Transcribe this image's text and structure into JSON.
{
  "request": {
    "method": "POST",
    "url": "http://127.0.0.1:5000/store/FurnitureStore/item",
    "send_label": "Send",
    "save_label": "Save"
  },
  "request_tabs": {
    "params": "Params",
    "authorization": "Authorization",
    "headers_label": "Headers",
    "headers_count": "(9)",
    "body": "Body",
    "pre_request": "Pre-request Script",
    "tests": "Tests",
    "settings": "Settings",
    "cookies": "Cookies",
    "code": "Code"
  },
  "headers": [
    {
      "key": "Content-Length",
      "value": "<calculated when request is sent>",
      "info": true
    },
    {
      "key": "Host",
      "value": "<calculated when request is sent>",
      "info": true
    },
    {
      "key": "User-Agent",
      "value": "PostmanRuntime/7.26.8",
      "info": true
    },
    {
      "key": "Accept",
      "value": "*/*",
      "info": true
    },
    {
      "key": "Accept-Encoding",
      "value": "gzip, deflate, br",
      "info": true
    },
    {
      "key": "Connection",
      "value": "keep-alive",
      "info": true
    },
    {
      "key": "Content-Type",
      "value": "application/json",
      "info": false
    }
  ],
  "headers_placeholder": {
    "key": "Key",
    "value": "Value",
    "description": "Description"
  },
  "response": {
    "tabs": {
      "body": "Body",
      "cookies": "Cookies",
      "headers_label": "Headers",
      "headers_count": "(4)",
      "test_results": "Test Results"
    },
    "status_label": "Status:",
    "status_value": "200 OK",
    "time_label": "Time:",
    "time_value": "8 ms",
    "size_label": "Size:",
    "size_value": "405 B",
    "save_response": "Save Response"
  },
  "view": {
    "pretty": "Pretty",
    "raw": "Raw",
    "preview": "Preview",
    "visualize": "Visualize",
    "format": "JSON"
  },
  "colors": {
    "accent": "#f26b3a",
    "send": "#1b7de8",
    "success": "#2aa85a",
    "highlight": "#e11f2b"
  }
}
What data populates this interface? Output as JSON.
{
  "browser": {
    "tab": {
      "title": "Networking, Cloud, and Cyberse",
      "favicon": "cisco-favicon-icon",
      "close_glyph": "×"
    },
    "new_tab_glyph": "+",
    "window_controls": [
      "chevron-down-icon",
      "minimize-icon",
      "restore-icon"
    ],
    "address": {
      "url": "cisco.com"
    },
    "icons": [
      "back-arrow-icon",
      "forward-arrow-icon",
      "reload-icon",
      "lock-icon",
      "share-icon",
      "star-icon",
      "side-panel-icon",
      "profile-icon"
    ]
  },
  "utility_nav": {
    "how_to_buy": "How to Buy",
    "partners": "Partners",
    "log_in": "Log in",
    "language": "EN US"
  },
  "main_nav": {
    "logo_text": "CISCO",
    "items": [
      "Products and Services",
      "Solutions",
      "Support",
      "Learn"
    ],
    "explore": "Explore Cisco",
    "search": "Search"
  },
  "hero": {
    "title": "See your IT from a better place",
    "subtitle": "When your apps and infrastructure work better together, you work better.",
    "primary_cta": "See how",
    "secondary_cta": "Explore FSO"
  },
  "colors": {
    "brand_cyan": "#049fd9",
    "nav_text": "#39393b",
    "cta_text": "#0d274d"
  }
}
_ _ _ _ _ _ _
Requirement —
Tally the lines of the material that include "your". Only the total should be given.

Solution —
2